■ **Requirement**
Compute how many lines in the entries below include the string "from". Only the number is wanted.

[[ The records open ]]

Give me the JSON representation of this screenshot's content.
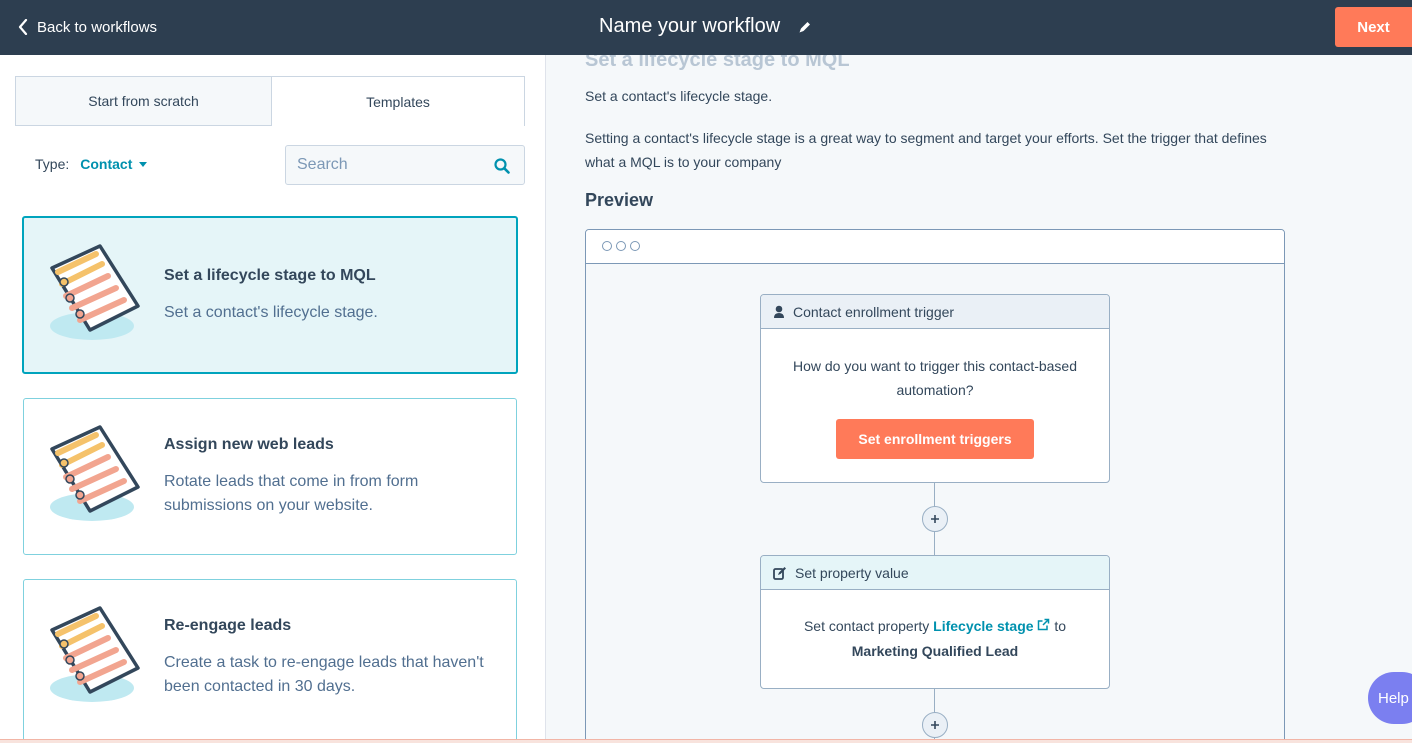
{
  "header": {
    "back_label": "Back to workflows",
    "workflow_name": "Name your workflow",
    "next_label": "Next"
  },
  "left_panel": {
    "tabs": [
      {
        "label": "Start from scratch",
        "active": false
      },
      {
        "label": "Templates",
        "active": true
      }
    ],
    "type_label": "Type:",
    "type_value": "Contact",
    "search_placeholder": "Search",
    "templates": [
      {
        "title": "Set a lifecycle stage to MQL",
        "description": "Set a contact's lifecycle stage.",
        "selected": true
      },
      {
        "title": "Assign new web leads",
        "description": "Rotate leads that come in from form submissions on your website.",
        "selected": false
      },
      {
        "title": "Re-engage leads",
        "description": "Create a task to re-engage leads that haven't been contacted in 30 days.",
        "selected": false
      }
    ]
  },
  "right_panel": {
    "heading": "Set a lifecycle stage to MQL",
    "description_short": "Set a contact's lifecycle stage.",
    "description_long": "Setting a contact's lifecycle stage is a great way to segment and target your efforts. Set the trigger that defines what a MQL is to your company",
    "preview_label": "Preview",
    "trigger_node": {
      "title": "Contact enrollment trigger",
      "question": "How do you want to trigger this contact-based automation?",
      "button_label": "Set enrollment triggers"
    },
    "action_node": {
      "title": "Set property value",
      "text_prefix": "Set contact property",
      "property_link": "Lifecycle stage",
      "text_to": "to",
      "value": "Marketing Qualified Lead"
    }
  },
  "help_label": "Help",
  "colors": {
    "topbar": "#2d3e50",
    "accent_orange": "#ff7a59",
    "link_teal": "#0091ae",
    "selected_border": "#00a4bd",
    "help_purple": "#7b7ff0"
  }
}
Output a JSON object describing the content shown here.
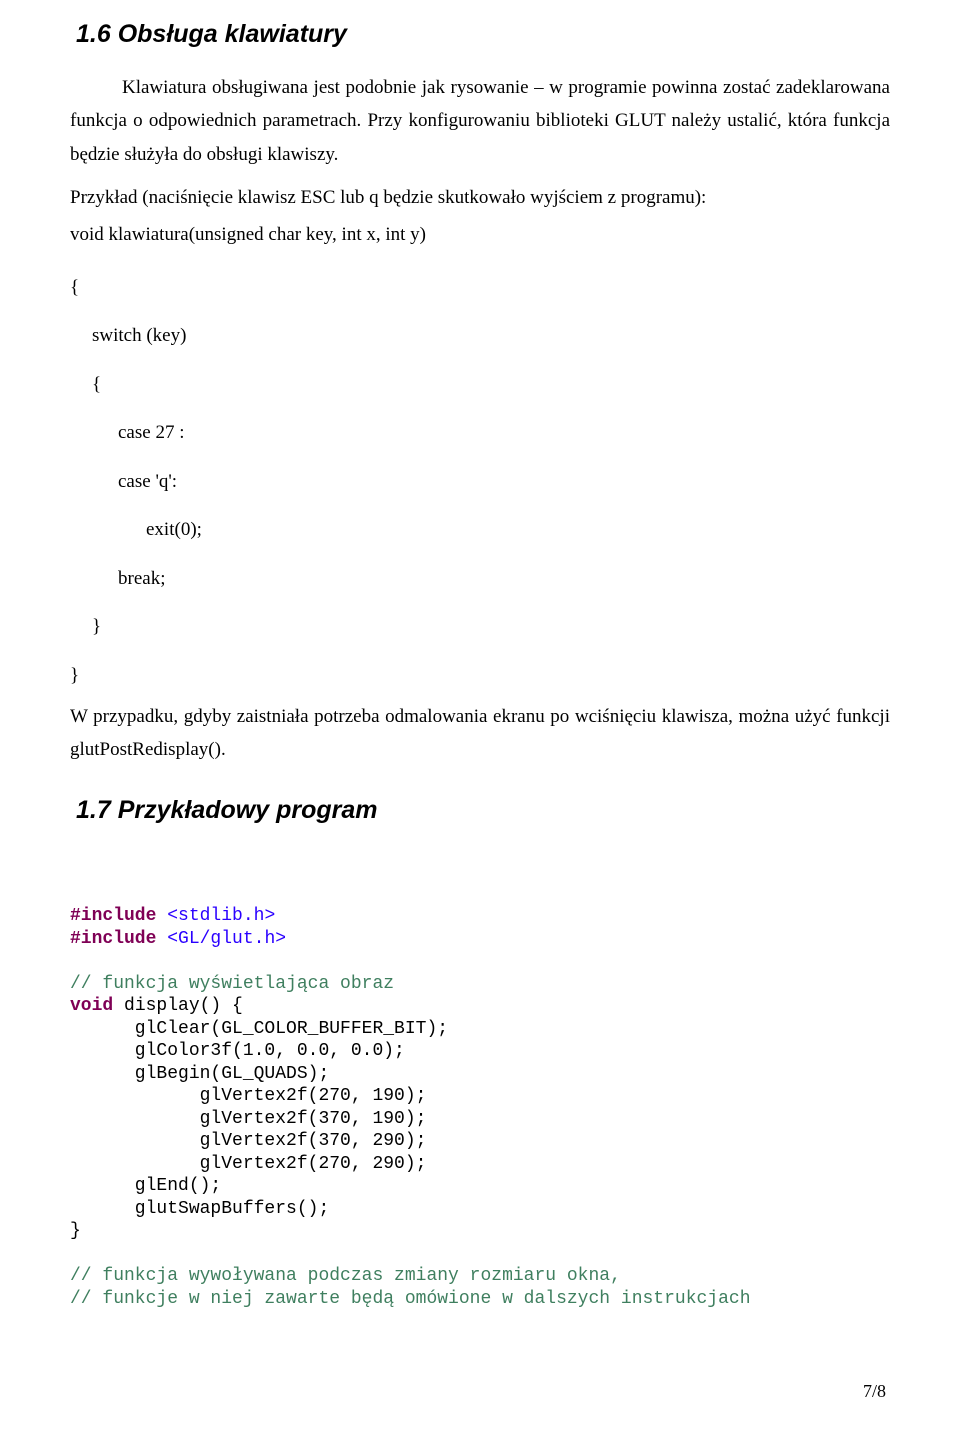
{
  "section1": {
    "heading": "1.6 Obsługa klawiatury",
    "para1": "Klawiatura obsługiwana jest podobnie jak rysowanie – w programie powinna zostać zadeklarowana funkcja o odpowiednich parametrach. Przy konfigurowaniu biblioteki GLUT należy ustalić, która funkcja będzie służyła do obsługi klawiszy.",
    "para2": "Przykład (naciśnięcie klawisz ESC lub q będzie skutkowało wyjściem z programu):",
    "code_sig": "void klawiatura(unsigned char key, int x, int y)",
    "code_lines": {
      "l0": "{",
      "l1": "switch (key)",
      "l2": "{",
      "l3": "case 27 :",
      "l4": "case 'q':",
      "l5": "exit(0);",
      "l6": "break;",
      "l7": "}",
      "l8": "}"
    },
    "para3": "W przypadku, gdyby zaistniała potrzeba odmalowania ekranu po wciśnięciu klawisza, można użyć funkcji glutPostRedisplay()."
  },
  "section2": {
    "heading": "1.7 Przykładowy program",
    "code": {
      "inc1_kw": "#include",
      "inc1_hdr": " <stdlib.h>",
      "inc2_kw": "#include",
      "inc2_hdr": " <GL/glut.h>",
      "cmt1": "// funkcja wyświetlająca obraz",
      "void_kw": "void",
      "disp_rest": " display() {",
      "l1": "      glClear(GL_COLOR_BUFFER_BIT);",
      "l2": "      glColor3f(1.0, 0.0, 0.0);",
      "l3": "      glBegin(GL_QUADS);",
      "l4": "            glVertex2f(270, 190);",
      "l5": "            glVertex2f(370, 190);",
      "l6": "            glVertex2f(370, 290);",
      "l7": "            glVertex2f(270, 290);",
      "l8": "      glEnd();",
      "l9": "      glutSwapBuffers();",
      "l10": "}",
      "cmt2": "// funkcja wywoływana podczas zmiany rozmiaru okna,",
      "cmt3": "// funkcje w niej zawarte będą omówione w dalszych instrukcjach"
    }
  },
  "page_num": "7/8"
}
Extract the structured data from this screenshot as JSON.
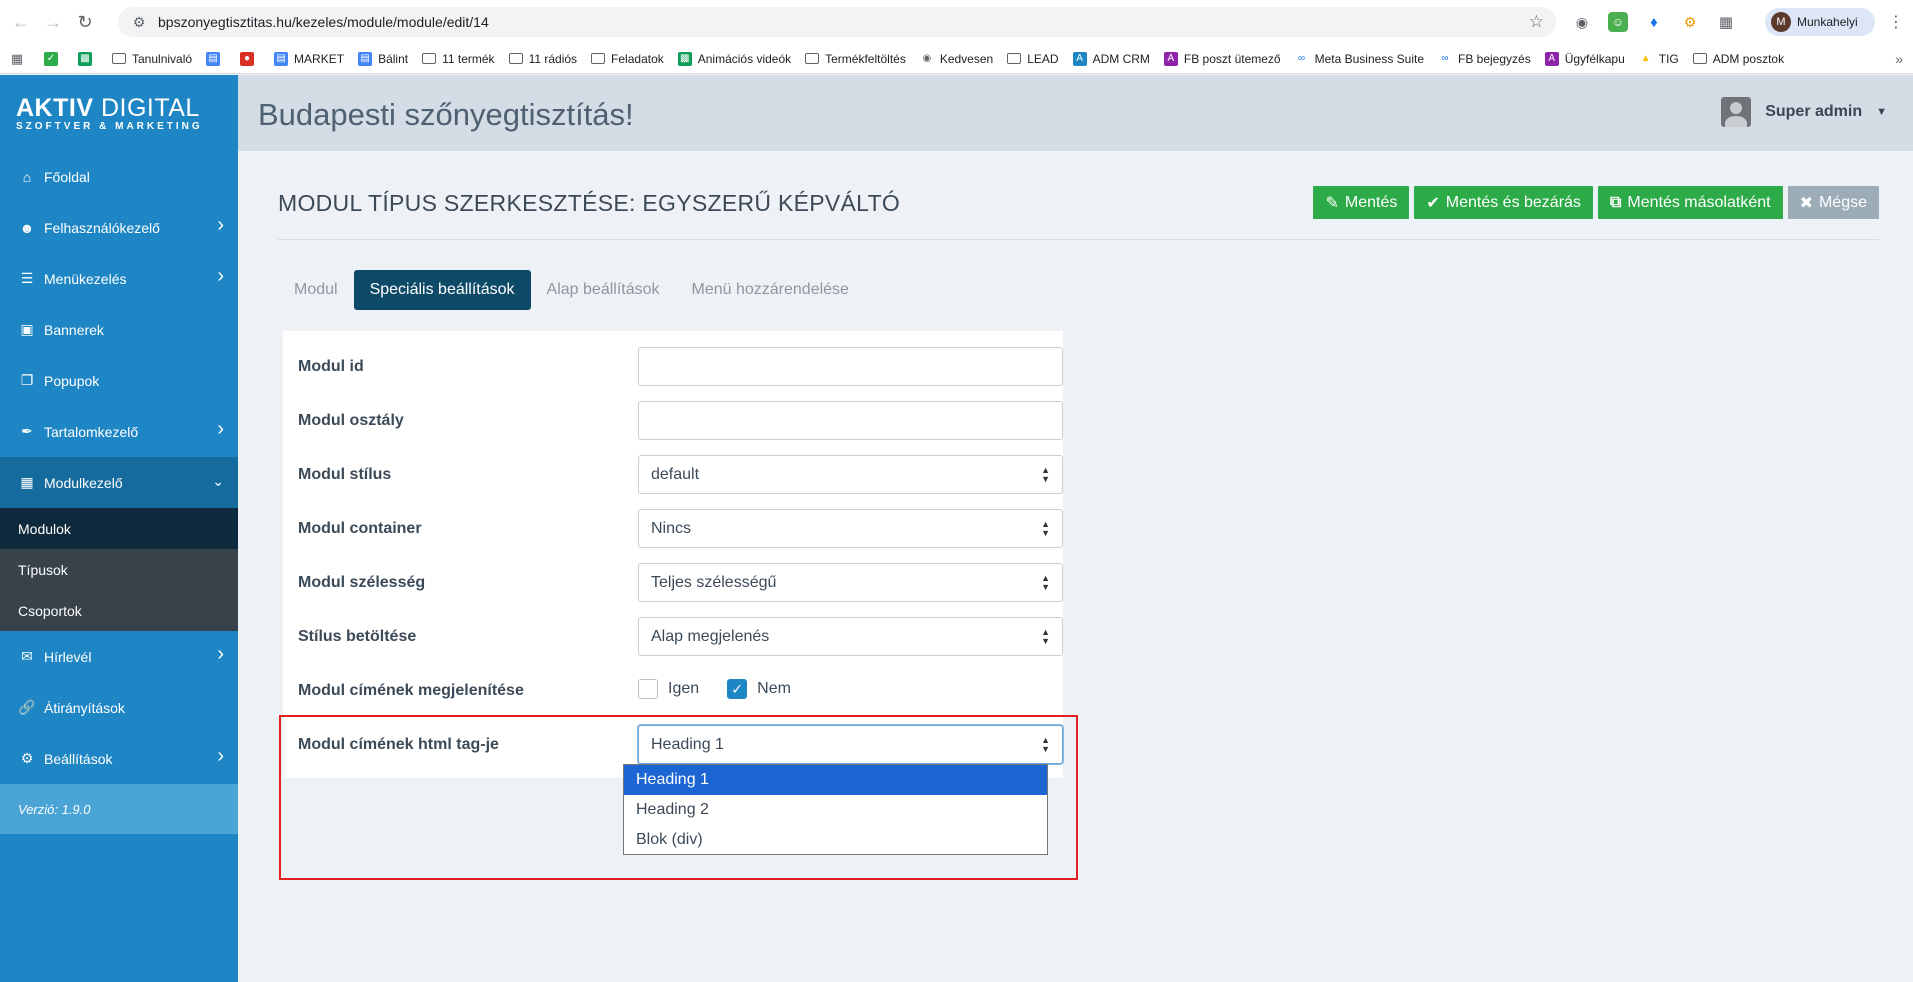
{
  "browser": {
    "url": "bpszonyegtisztitas.hu/kezeles/module/module/edit/14",
    "profile_initial": "M",
    "profile_name": "Munkahelyi"
  },
  "bookmarks": [
    {
      "label": "",
      "icon": "green-check-icon",
      "color": "#2dab48"
    },
    {
      "label": "",
      "icon": "sheets-icon",
      "color": "#0f9d58"
    },
    {
      "label": "Tanulnivaló",
      "icon": "folder-icon"
    },
    {
      "label": "",
      "icon": "docs-icon",
      "color": "#4285f4"
    },
    {
      "label": "",
      "icon": "red-app-icon",
      "color": "#d93025"
    },
    {
      "label": "MARKET",
      "icon": "docs-icon",
      "color": "#4285f4"
    },
    {
      "label": "Bálint",
      "icon": "docs-icon",
      "color": "#4285f4"
    },
    {
      "label": "11 termék",
      "icon": "folder-icon"
    },
    {
      "label": "11 rádiós",
      "icon": "folder-icon"
    },
    {
      "label": "Feladatok",
      "icon": "folder-icon"
    },
    {
      "label": "Animációs videók",
      "icon": "sheets-icon",
      "color": "#0f9d58"
    },
    {
      "label": "Termékfeltöltés",
      "icon": "folder-icon"
    },
    {
      "label": "Kedvesen",
      "icon": "globe-icon",
      "color": "#5f6368"
    },
    {
      "label": "LEAD",
      "icon": "folder-icon"
    },
    {
      "label": "ADM CRM",
      "icon": "a-icon",
      "color": "#1e86c4"
    },
    {
      "label": "FB poszt ütemező",
      "icon": "a-icon",
      "color": "#8e24aa"
    },
    {
      "label": "Meta Business Suite",
      "icon": "meta-icon",
      "color": "#1877f2"
    },
    {
      "label": "FB bejegyzés",
      "icon": "meta-icon",
      "color": "#1877f2"
    },
    {
      "label": "Ügyfélkapu",
      "icon": "a-icon",
      "color": "#8e24aa"
    },
    {
      "label": "TIG",
      "icon": "drive-icon",
      "color": "#fbbc04"
    },
    {
      "label": "ADM posztok",
      "icon": "folder-icon"
    }
  ],
  "sidebar": {
    "logo_main": "AKTIV",
    "logo_rest": " DIGITAL",
    "logo_sub": "SZOFTVER & MARKETING",
    "items": [
      {
        "label": "Főoldal",
        "icon": "home-icon",
        "chevron": false
      },
      {
        "label": "Felhasználókezelő",
        "icon": "users-icon",
        "chevron": true
      },
      {
        "label": "Menükezelés",
        "icon": "list-icon",
        "chevron": true
      },
      {
        "label": "Bannerek",
        "icon": "banner-icon",
        "chevron": false
      },
      {
        "label": "Popupok",
        "icon": "popup-icon",
        "chevron": false
      },
      {
        "label": "Tartalomkezelő",
        "icon": "feather-icon",
        "chevron": true
      },
      {
        "label": "Modulkezelő",
        "icon": "grid-icon",
        "chevron": true
      }
    ],
    "subitems": [
      {
        "label": "Modulok"
      },
      {
        "label": "Típusok"
      },
      {
        "label": "Csoportok"
      }
    ],
    "items_after": [
      {
        "label": "Hírlevél",
        "icon": "envelope-icon",
        "chevron": true
      },
      {
        "label": "Átirányítások",
        "icon": "link-icon",
        "chevron": false
      },
      {
        "label": "Beállítások",
        "icon": "settings-icon",
        "chevron": true
      }
    ],
    "version": "Verzió: 1.9.0"
  },
  "header": {
    "title": "Budapesti szőnyegtisztítás!",
    "user": "Super admin"
  },
  "page": {
    "title": "MODUL TÍPUS SZERKESZTÉSE: EGYSZERŰ KÉPVÁLTÓ",
    "actions": [
      {
        "label": "Mentés",
        "icon": "pencil-icon",
        "style": "green"
      },
      {
        "label": "Mentés és bezárás",
        "icon": "check-icon",
        "style": "green"
      },
      {
        "label": "Mentés másolatként",
        "icon": "copy-icon",
        "style": "green"
      },
      {
        "label": "Mégse",
        "icon": "close-icon",
        "style": "grey"
      }
    ],
    "tabs": [
      {
        "label": "Modul",
        "active": false
      },
      {
        "label": "Speciális beállítások",
        "active": true
      },
      {
        "label": "Alap beállítások",
        "active": false
      },
      {
        "label": "Menü hozzárendelése",
        "active": false
      }
    ]
  },
  "form": {
    "modul_id": {
      "label": "Modul id",
      "value": ""
    },
    "modul_osztaly": {
      "label": "Modul osztály",
      "value": ""
    },
    "modul_stilus": {
      "label": "Modul stílus",
      "value": "default"
    },
    "modul_container": {
      "label": "Modul container",
      "value": "Nincs"
    },
    "modul_szelesseg": {
      "label": "Modul szélesség",
      "value": "Teljes szélességű"
    },
    "stilus_betoltese": {
      "label": "Stílus betöltése",
      "value": "Alap megjelenés"
    },
    "cim_megjelenitese": {
      "label": "Modul címének megjelenítése",
      "opt_yes": "Igen",
      "opt_no": "Nem",
      "checked": "Nem"
    },
    "cim_html_tag": {
      "label": "Modul címének html tag-je",
      "value": "Heading 1",
      "options": [
        "Heading 1",
        "Heading 2",
        "Blok (div)"
      ]
    }
  },
  "colors": {
    "sidebar": "#1e86c4",
    "active_tab": "#0d4a68",
    "save_green": "#2dab48",
    "highlight": "#e31e1e"
  }
}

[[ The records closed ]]

■ **Answer for this exercise**
3